Trump didn't ad lib Monday, except to note occasionally the presence of hecklers. It amounted to the fourth day in a row in which he showed the kind of discipline his advisers have urged him to adopt. For Trump, this represents a distinct change in style.

His address was loaded with language about a fresh and prosperous America. "We will make America grow again," he said. Clinton, on the other hand, rarely talks about economic growth, which dropped to 1.2 percent in the first half of this year.

Trump said his plan would trigger the "biggest tax revolution since 1986," when President Ronald Reagan pushed tax reform through Congress and reduced the top rate on individual income from 50 percent to 28 percent. To repatriate an estimated $2 trillion in overseas profits by American firm, he said he would tax that money at a 10 percent rate. The $2 trillion has already been taxed by foreign government.

On this issue, Trump and Clinton are sharply at odds. She has shown no inclination to offer a lower tax rate as an incentive. Instead, it would be taxed at the corporate rate, 35 percent. Trump would cut that rate to 15 percent.

As he has promised in the past, Trump said he would revive the coal and steel industries. The current jobless rate of five percent, he said, is a "hoax." So many Americans have dropped out of the job market that they constitute "a silent nation of jobless Americans."

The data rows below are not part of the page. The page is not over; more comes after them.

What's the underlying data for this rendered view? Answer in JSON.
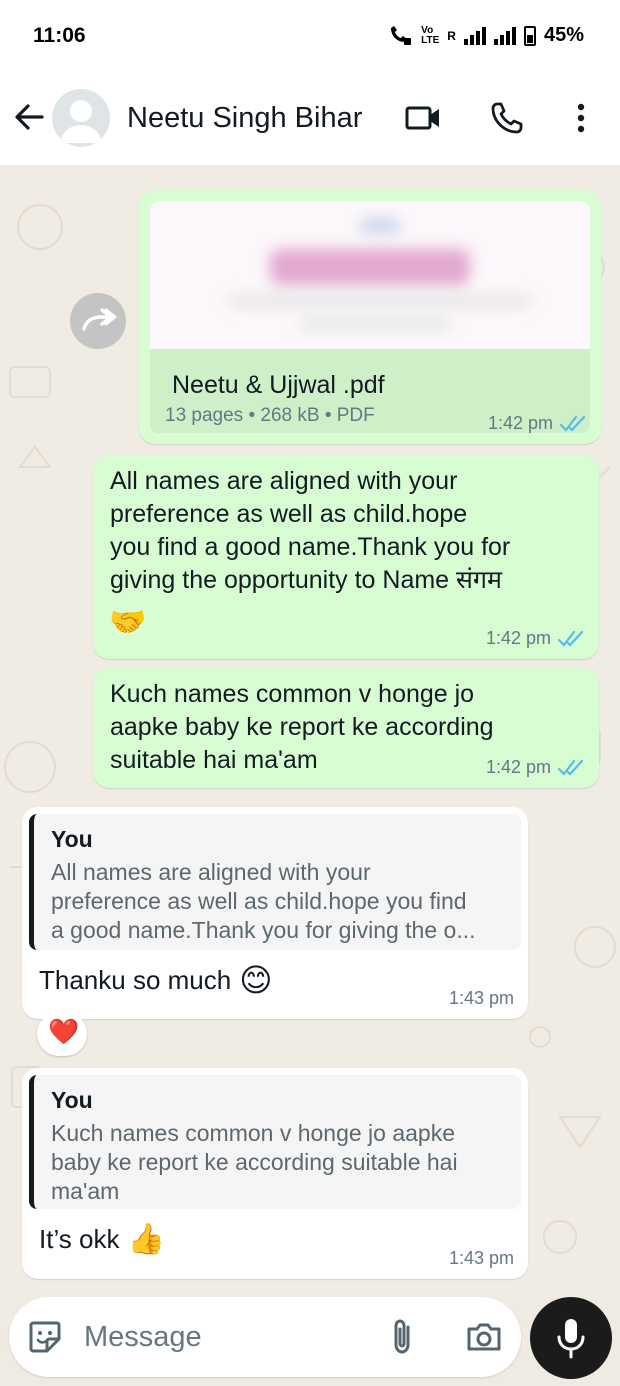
{
  "status_bar": {
    "time": "11:06",
    "network_label_top": "Vo",
    "network_label_bottom": "LTE",
    "roaming": "R",
    "battery": "45%"
  },
  "header": {
    "contact_name": "Neetu Singh Bihar",
    "icons": [
      "back-arrow-icon",
      "avatar",
      "video-call-icon",
      "voice-call-icon",
      "more-options-icon"
    ]
  },
  "messages": [
    {
      "type": "document",
      "direction": "outgoing",
      "file_name": "Neetu & Ujjwal .pdf",
      "file_meta": "13 pages • 268 kB • PDF",
      "time": "1:42 pm",
      "status": "read"
    },
    {
      "type": "text",
      "direction": "outgoing",
      "lines": [
        "All names are aligned with your",
        "preference as well as child.hope",
        "you find a good name.Thank you for",
        "giving the opportunity to Name संगम"
      ],
      "emoji": "🤝",
      "time": "1:42 pm",
      "status": "read"
    },
    {
      "type": "text",
      "direction": "outgoing",
      "lines": [
        "Kuch names common v honge jo",
        "aapke baby ke report ke according",
        "suitable hai ma'am"
      ],
      "time": "1:42 pm",
      "status": "read"
    },
    {
      "type": "reply",
      "direction": "incoming",
      "quote_author": "You",
      "quote_lines": [
        "All names are aligned with your",
        "preference as well as child.hope you find",
        "a good name.Thank you for giving the o..."
      ],
      "text": "Thanku so much",
      "emoji": "😊",
      "time": "1:43 pm",
      "reaction": "❤️"
    },
    {
      "type": "reply",
      "direction": "incoming",
      "quote_author": "You",
      "quote_lines": [
        "Kuch names common v honge jo aapke",
        "baby ke report ke according suitable hai",
        "ma'am"
      ],
      "text": "It’s okk",
      "emoji": "👍",
      "time": "1:43 pm"
    }
  ],
  "input_bar": {
    "placeholder": "Message"
  },
  "colors": {
    "outgoing_bubble": "#d9fdd3",
    "incoming_bubble": "#ffffff",
    "read_ticks": "#53bdeb",
    "chat_background": "#efeae2"
  }
}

He vowed to "keep jobs and wealth inside the U.S." and promised to "cut regulations massively" and "remove the anchor driving us down." If elected, Trump said, he would impose a "temporary moratorium" on new regulations. He also said he would kill the federal estate tax.

Trump said he will announce more details of his plan in next few weeks. Among other things, he is expected to phase out tax deductions for the rich, including those for mortgage interest, charitable contributions, and state and local taxes.